→ Directions for this task: Determine the number of lines of the records below that include "JSON". Respond with the number and no other text.

→ Provided material:
_ _ _

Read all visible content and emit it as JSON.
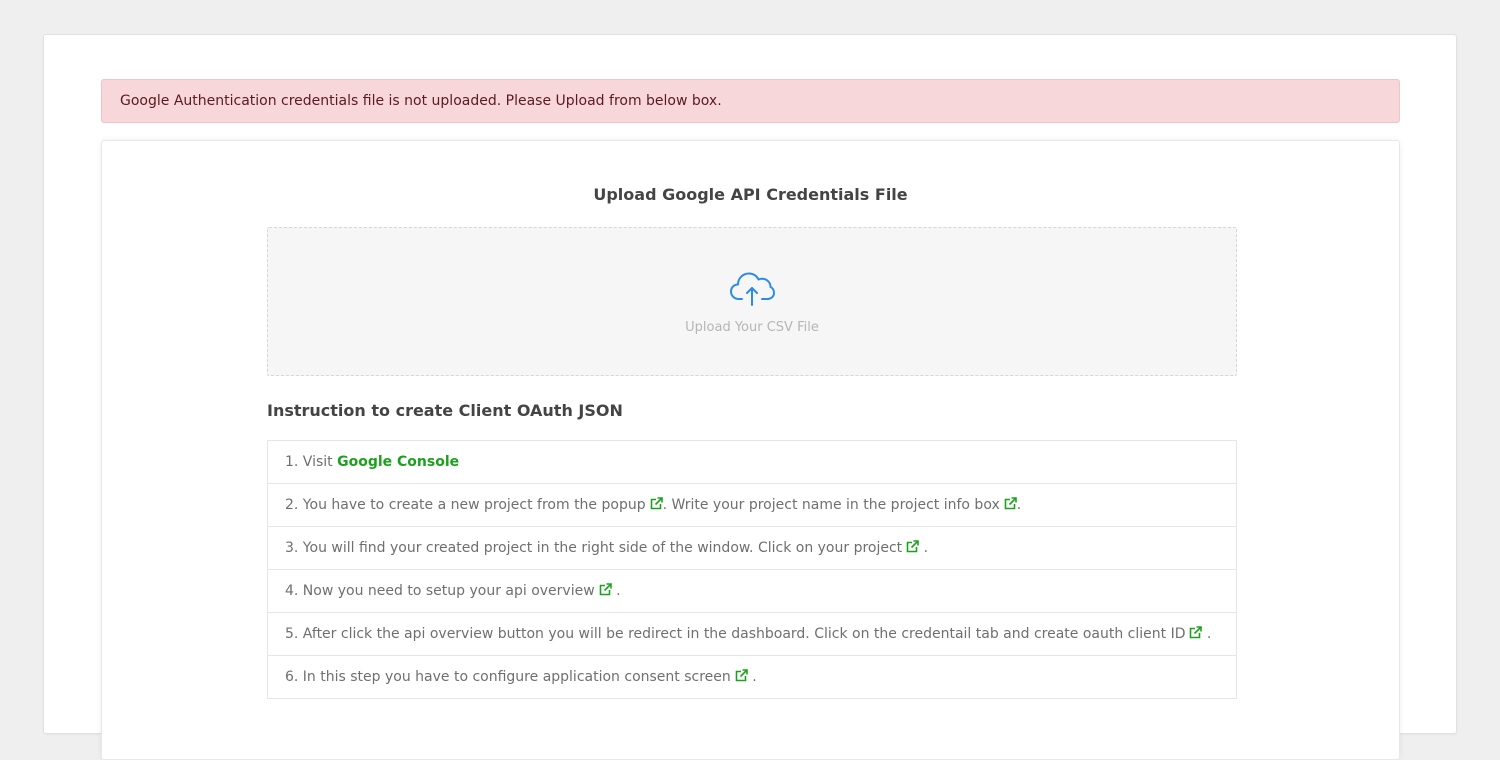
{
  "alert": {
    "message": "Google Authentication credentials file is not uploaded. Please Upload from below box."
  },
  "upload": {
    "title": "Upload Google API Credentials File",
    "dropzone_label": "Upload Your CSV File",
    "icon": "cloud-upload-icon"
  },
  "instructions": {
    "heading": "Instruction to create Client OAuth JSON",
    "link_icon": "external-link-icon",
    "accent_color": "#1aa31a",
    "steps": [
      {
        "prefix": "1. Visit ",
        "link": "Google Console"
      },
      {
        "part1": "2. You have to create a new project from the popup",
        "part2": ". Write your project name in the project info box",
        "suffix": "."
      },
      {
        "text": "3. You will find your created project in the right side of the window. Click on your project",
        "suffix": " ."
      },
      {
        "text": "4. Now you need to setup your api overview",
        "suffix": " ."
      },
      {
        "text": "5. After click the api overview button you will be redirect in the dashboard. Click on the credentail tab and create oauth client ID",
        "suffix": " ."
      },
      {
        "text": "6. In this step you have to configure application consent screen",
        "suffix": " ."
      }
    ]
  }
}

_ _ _

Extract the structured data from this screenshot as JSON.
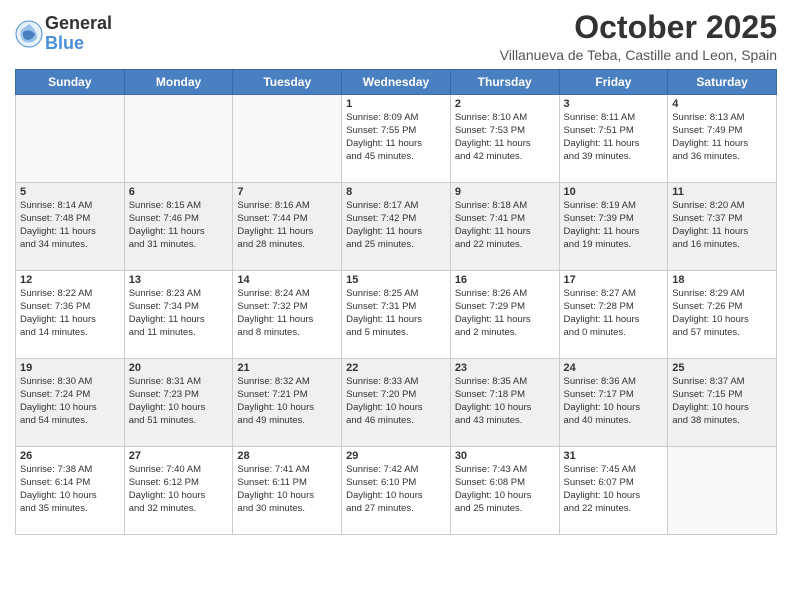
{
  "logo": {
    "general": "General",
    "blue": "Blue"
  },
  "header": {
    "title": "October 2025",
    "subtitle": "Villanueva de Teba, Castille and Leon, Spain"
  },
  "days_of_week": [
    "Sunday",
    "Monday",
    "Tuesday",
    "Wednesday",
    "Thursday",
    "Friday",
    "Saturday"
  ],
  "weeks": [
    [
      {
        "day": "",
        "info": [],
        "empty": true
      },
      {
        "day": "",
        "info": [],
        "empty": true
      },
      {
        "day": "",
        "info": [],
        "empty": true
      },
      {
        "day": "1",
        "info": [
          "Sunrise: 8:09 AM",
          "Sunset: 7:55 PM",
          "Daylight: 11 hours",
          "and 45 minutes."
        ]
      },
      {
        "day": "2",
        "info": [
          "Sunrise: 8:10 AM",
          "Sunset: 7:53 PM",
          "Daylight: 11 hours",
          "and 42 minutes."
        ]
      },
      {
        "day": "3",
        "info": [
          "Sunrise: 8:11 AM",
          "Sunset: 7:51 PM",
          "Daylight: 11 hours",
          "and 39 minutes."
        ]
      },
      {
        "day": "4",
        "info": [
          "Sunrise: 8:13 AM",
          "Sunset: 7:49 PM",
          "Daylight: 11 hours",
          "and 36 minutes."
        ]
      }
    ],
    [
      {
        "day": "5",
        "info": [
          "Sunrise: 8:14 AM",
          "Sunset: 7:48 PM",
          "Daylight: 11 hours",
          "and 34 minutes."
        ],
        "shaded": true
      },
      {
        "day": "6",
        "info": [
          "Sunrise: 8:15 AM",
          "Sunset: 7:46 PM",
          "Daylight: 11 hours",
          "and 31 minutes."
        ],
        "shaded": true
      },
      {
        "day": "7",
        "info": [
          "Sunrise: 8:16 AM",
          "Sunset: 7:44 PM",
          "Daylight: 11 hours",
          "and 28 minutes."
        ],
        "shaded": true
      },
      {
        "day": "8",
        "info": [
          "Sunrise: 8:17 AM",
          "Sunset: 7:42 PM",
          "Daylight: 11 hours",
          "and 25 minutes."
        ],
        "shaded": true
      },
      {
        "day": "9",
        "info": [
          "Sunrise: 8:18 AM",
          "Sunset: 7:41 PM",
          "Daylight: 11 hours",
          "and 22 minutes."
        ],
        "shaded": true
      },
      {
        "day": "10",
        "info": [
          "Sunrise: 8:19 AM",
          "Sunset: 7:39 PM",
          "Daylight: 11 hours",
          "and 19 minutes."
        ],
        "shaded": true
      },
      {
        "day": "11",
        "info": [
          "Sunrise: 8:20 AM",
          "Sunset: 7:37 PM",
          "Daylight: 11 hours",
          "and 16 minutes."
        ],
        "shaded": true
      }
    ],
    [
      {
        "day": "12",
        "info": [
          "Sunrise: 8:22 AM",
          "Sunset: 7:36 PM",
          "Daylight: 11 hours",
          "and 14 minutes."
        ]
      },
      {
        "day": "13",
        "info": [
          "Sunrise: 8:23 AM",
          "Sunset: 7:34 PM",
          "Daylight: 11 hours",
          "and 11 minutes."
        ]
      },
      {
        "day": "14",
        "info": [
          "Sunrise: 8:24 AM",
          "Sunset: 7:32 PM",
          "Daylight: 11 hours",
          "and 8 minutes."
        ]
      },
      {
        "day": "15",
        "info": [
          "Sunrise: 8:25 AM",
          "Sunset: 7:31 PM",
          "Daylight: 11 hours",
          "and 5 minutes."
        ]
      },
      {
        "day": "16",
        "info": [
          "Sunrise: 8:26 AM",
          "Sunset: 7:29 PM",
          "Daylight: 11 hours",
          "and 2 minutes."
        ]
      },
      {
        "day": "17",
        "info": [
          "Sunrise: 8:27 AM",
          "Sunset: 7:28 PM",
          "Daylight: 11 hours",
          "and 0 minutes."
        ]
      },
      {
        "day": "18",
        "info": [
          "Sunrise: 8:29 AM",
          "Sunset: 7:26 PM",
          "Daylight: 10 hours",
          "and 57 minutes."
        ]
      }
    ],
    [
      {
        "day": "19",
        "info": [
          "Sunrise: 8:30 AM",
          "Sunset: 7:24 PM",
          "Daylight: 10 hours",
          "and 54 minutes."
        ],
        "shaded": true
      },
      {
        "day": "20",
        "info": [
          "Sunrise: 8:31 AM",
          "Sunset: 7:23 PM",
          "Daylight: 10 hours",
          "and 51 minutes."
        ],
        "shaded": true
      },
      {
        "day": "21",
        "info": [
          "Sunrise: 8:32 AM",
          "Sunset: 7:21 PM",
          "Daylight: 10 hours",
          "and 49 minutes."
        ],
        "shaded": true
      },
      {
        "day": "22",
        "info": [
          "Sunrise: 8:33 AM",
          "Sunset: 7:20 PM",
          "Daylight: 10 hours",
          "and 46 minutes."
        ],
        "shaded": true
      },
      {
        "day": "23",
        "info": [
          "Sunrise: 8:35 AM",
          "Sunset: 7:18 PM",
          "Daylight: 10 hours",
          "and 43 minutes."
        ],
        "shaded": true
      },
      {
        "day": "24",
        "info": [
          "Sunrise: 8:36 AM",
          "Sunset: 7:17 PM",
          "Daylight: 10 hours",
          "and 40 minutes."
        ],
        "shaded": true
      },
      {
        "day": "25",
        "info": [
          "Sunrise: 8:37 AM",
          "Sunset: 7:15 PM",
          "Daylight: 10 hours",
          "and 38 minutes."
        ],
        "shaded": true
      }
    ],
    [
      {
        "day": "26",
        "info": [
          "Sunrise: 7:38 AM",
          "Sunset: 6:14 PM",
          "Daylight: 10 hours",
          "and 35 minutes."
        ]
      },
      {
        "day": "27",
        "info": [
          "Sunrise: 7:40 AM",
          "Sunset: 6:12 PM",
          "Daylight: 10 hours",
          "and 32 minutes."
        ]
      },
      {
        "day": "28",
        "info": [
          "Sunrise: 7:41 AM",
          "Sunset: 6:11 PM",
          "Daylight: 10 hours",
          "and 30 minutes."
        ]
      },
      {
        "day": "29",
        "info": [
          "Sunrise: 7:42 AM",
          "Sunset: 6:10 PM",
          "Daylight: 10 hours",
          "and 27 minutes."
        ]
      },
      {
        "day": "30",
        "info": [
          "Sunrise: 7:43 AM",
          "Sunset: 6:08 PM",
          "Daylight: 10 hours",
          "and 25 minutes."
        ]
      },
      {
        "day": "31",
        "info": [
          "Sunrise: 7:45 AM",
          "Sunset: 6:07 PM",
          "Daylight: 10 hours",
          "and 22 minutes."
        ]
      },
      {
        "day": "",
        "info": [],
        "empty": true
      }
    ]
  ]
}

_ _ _

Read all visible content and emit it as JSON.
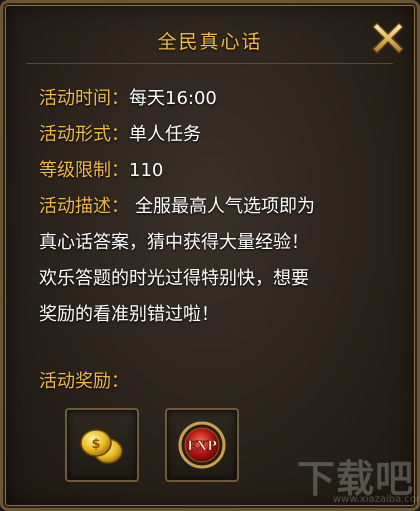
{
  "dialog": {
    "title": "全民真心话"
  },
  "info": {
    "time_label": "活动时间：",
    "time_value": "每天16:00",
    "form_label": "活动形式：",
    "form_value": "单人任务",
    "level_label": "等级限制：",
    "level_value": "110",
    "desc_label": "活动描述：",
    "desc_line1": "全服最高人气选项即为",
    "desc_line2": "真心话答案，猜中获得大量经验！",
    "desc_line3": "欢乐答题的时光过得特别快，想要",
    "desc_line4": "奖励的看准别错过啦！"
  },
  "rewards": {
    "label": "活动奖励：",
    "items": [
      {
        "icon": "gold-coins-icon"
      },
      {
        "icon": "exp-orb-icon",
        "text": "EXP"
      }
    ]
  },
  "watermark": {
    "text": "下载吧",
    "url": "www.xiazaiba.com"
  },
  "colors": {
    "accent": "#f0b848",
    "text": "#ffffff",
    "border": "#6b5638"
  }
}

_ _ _

→ Reply: 4